Internationalized Domain Names (IDNs) enable people around the world to use domain names in local languages and scripts. Some script communities have identified that technically distinct domain labels may be considered indistinguishable or interchangeable with other domain labels, referred to as IDN variant labels. The IDNs in Applications (IDNA) 2008 standard, while stipulating how to use domain names in multiple scripts, also reflects on extra measures which are needed to manage confusability. RFC 5890, suggests that “DNS zone administrators may impose restrictions, beyond those imposed by DNS or IDNA, on the characters or strings that may be registered as labels in their zones. Because of the diversity of characters that can be used in a U-label [using Unicode standard] and the confusion they might cause, such restrictions are mandatory for IDN registries and zones even though the particular restrictions are not part of these specifications.” It is further explained that “DNS zone administrators may impose restrictions … that try to minimize characters that have similar appearance or similar interpretations.” It is re-iterated in RFC 5891 that “Registries at all levels of the DNS, … [including] the top level, are expected to establish policies about label registrations,” specifically pointing to the rationale in RFC 5894 that “registries should develop and apply additional restrictions as needed to reduce confusion and other problems … For many scripts, the use of variant techniques … may be helpful in reducing problems that might be perceived by users.”

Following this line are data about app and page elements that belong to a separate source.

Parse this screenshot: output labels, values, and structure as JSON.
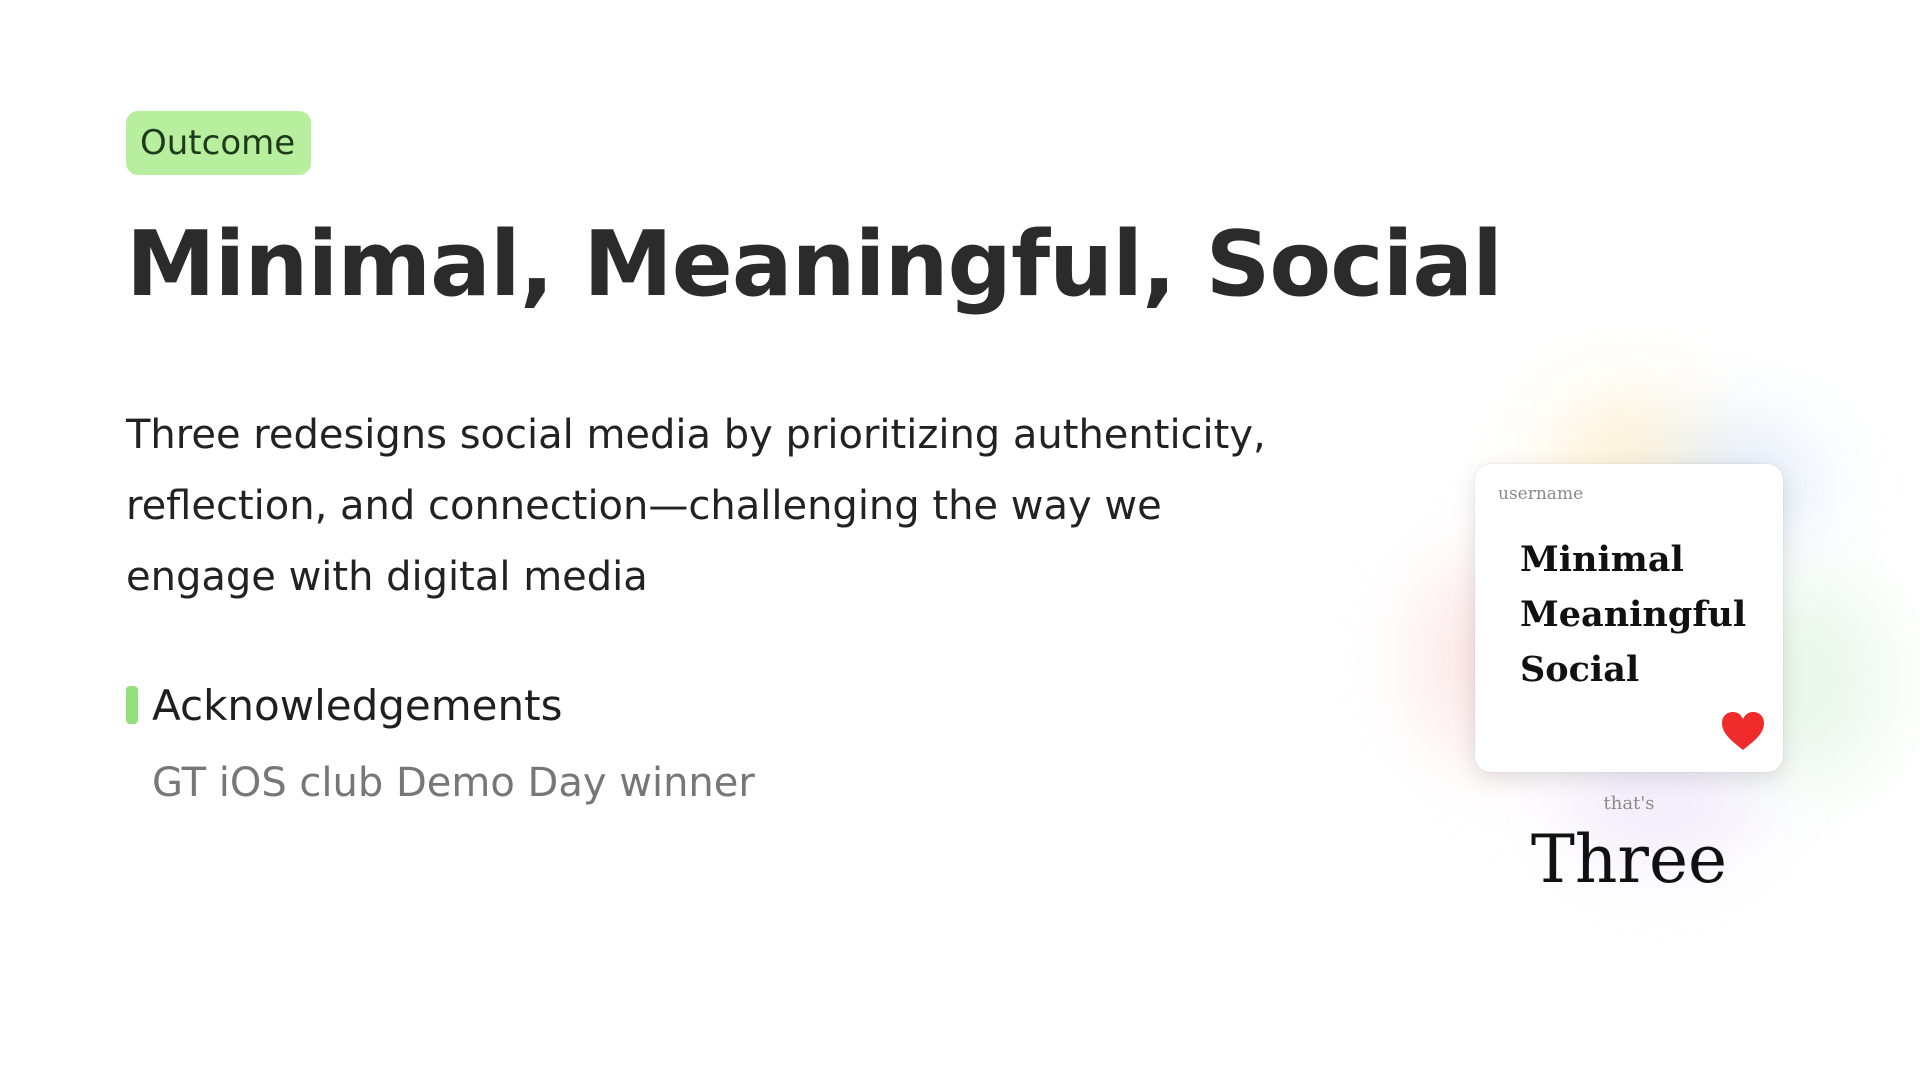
{
  "badge": {
    "label": "Outcome",
    "color": "#b7ef9f"
  },
  "title": "Minimal, Meaningful, Social",
  "description": "Three redesigns social media by prioritizing authenticity, reflection, and connection—challenging the way we engage with digital media",
  "acknowledgements": {
    "heading": "Acknowledgements",
    "accent_color": "#93e07c",
    "items": [
      "GT iOS club Demo Day winner"
    ]
  },
  "preview": {
    "username": "username",
    "lines": [
      "Minimal",
      "Meaningful",
      "Social"
    ],
    "heart_icon": "heart-icon",
    "heart_color": "#ef2b2b",
    "caption_small": "that's",
    "caption_large": "Three"
  }
}
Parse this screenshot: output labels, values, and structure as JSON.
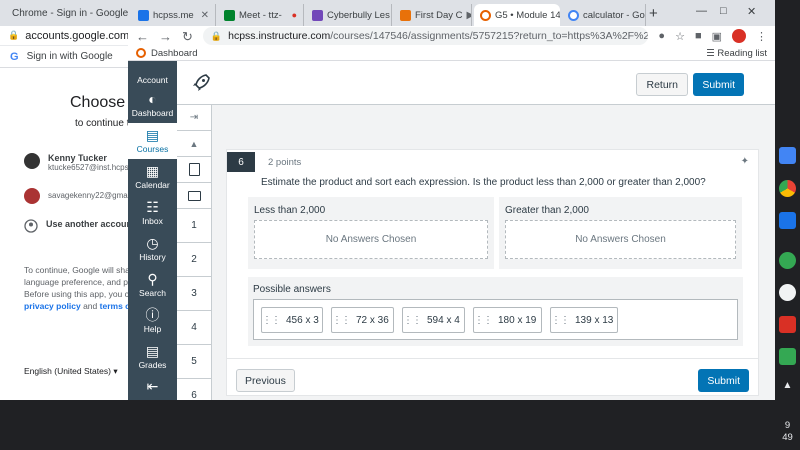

Some IDN ccTLD and new gTLD applicants have indicated that the community may consider different labels as variants of each other. However, due to lack of a clear definition or a solution to implement them, the ICANN Board resolved on 25 September 2010 that “no variants of gTLDs will be delegated through the New gTLD Program until appropriate variant management solutions are developed.” The resolution further directs ICANN staff to develop “an issues report identifying what needs to be done with the evaluation, possible delegation, allocation and operation of gTLDs containing variant characters IDNs … in order to facilitate the development of workable approaches to the deployment of gTLDs containing variant characters IDNs.”

Based on IDNA2008, variant labels should be identified and managed to help minimize the end-user confusability introduced by IDNs. Some of these variant labels could even be activated to promote accessibility of the IDNs, as different language communities using a script may use different variant labels. Achieving these security and usability goals in a stable manner is the key challenge to be addressed.

Section III: Relevant Resources

Section IV: Additional Information

This ICANN announcement was sourced from: